One of the proposed survey strategies you may have run across is the suggestion to validate the questions in your survey. While many organizations may urge you to “add validation” as a quick survey tip, that’s about as far as their suggestion often goes. Unfortunately, validating a survey requires a lot more than that.
Dave Collingridge noticed the same phenomenon when he was a social sciences graduate student unable to find a professor or other faculty member who would or could help him with survey validation. Now a senior research statistician at a major healthcare organization, Collingridge has since researched and compiled his own method for validating survey questions, a strategy he shared in a Sage Publications article posted on MethodSpace.
What It Means
Validating a survey refers to the process of assessing the survey questions for their dependability. Because there are multiple, tough-to-control factors that can influence the dependability of a question, validating a survey is neither a quick nor easy task.
How to Do It
Collingridge outlines a six-step validation method he has successfully used over the years.
Step 1: Establish Face Validity
This two-step process involves having your survey reviewed by two different parties. The first is a group familiar with your topic who can evaluate if your questions successfully capture your topic. The second review should come from someone who is an expert on question construction, ensuring that your survey does not contain common errors such as leading, confusing or double-barreled questions.
Step 2: Run a Pilot Test
Select a subset of your intended survey participants and run a pilot test of the survey. Suggested sample sizes vary, although about 10 percent of your total population is a solid number of participants. The more participants you can round up, the better, although even a smaller sample can help you weed out irrelevant or weak questions.
Step 3: Clean Collected Data
Enter your collected responses into a spreadsheet to clean the data. Having one person read the values aloud and another entering them into the spreadsheet greatly reduces the risk of error. Once data is entered, your next step is to reverse code negatively phrased questions.
If respondents have responded carefully, their answers to questions that are phrased negatively should be consistent with their answers to similar questions that are phrased positively. If that is not the case, you may want to think about eliminating that respondent from the survey.

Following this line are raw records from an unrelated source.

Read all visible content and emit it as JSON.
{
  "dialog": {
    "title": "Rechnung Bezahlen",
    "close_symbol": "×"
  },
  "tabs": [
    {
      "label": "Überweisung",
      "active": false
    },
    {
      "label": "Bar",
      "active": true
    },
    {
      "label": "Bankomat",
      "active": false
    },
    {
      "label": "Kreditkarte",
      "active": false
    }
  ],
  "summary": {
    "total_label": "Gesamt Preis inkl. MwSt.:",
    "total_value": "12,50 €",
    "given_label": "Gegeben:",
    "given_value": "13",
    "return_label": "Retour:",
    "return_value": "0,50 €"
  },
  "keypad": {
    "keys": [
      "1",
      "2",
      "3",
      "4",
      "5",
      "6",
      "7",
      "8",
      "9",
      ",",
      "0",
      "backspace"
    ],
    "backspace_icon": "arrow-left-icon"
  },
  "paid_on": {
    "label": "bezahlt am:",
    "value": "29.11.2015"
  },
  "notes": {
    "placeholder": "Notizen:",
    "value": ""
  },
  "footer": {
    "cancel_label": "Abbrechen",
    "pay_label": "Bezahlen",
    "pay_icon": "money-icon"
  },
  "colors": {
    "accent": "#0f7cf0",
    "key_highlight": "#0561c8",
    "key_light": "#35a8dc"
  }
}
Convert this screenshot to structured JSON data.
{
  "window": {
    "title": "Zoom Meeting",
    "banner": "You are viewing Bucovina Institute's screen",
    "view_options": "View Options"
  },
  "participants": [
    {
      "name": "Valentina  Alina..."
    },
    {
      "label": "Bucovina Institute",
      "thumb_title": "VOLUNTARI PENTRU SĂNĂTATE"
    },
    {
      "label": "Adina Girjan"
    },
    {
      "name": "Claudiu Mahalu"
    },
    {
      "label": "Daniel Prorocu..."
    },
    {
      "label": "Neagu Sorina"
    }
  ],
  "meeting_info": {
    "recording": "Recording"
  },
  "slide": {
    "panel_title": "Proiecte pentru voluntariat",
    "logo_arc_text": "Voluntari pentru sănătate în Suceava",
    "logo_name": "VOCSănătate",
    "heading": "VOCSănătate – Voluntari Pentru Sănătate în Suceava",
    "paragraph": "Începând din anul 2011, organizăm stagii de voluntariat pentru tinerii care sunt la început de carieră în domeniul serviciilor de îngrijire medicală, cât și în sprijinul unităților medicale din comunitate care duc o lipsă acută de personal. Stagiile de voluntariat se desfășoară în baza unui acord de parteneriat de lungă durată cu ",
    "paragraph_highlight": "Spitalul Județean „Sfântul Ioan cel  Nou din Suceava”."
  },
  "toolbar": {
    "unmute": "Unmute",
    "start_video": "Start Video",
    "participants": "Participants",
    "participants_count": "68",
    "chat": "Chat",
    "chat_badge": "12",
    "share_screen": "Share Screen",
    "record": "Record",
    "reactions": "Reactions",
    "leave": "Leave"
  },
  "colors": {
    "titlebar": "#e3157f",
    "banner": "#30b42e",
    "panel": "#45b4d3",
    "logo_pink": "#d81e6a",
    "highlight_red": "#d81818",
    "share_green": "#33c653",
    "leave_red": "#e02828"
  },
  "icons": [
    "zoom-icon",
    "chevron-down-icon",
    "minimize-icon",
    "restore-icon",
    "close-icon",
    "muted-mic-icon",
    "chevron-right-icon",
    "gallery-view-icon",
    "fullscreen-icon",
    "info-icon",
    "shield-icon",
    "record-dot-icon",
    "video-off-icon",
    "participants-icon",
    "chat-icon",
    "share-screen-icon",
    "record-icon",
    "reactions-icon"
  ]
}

Also double-check minimum and maximum values for your overall dataset. If you’ve used a five-point scale and you see a response indicating the number six, you may have an error with data entry.
Step 4: Use Principal Components Analysis (PCA)
Principal components analysis, or PCA, allows you to identify underlying components that are being measured by your survey questions. These are known as factor loadings, and questions point back to the same elements should load into the same factors.
A factor loading scale runs between -1.0 and 1.0. Solid values to look for are factor loadings of 0.6 or above. You’ll occasionally run across questions that don’t appear to load onto any factors, which may necessitate a question removal or separate analysis.
Your overall goal at this stage is to determine what the factors represent by seeking out common themes in questions that load onto the same factors. You can combine questions that load onto the same factors, comparing them during your final analysis of data. The number of factor-themes you can identify indicates the number of elements your survey is measuring.
This step validates what your survey is actually measuring. For instance, several questions may end up measuring the underlying component of employee loyalty, a factor not expressly asked about in your survey but one uncovered by PCA.
Because PCA can be complex and needs to be precise, calling on a skilled expert for guidance during this step is a wise idea if you’re not familiar with the process.
Step 5: Check Internal Consistency
Your next step is to review the internal consistency of questions that load onto the same factors. Checking the correlation between questions that load on the same factor measures question reliability by ensuring the survey answers are consistent.
You can review the internal consistency with a standard test known as Cronbach’s Alpha (CA). Test values range from 0 to 1.0, and values should generally be at least 0.6 to 0.7 or higher to indicate internal consistency. If you have a value lower than 0.6, some CA programs let you delete a question from the test to see if it improves consistency. If it does, you may want to consider deleting the question from the survey.
Like PCA, CA can be complex and most effectively completed with help from an expert in the field of survey analysis.
Step 6: Revise Your Survey
The final stage of the validation process is to revise your survey based on the information you gathered from your principal components analysis and Cronbach’s Alpha. If you run across a question that doesn’t neatly load onto a factor, you can choose to delete it. If the question is an important one you’d rather not delete, you can always retain it and analyze it separately.
If only minor changes were made to your survey, it’s likely to be ready to go after its final revisions. If major changes were made, especially if you removed a substantial amount of questions, another pilot test and round of PCA and CA is probably in order.
Validating your survey questions is an essential process that helps to ensure your survey is truly a dependable one. You may also include your validation methods when you report on the results of your survey.
Mention your survey’s face value was established by experts, the survey was pilot tested on a subset of participants, and your pre-launch analysis included using PCA and CA methodology. Validating your survey not only fortifies its dependability, but it also adds a layer of quality and professionalism to your final product.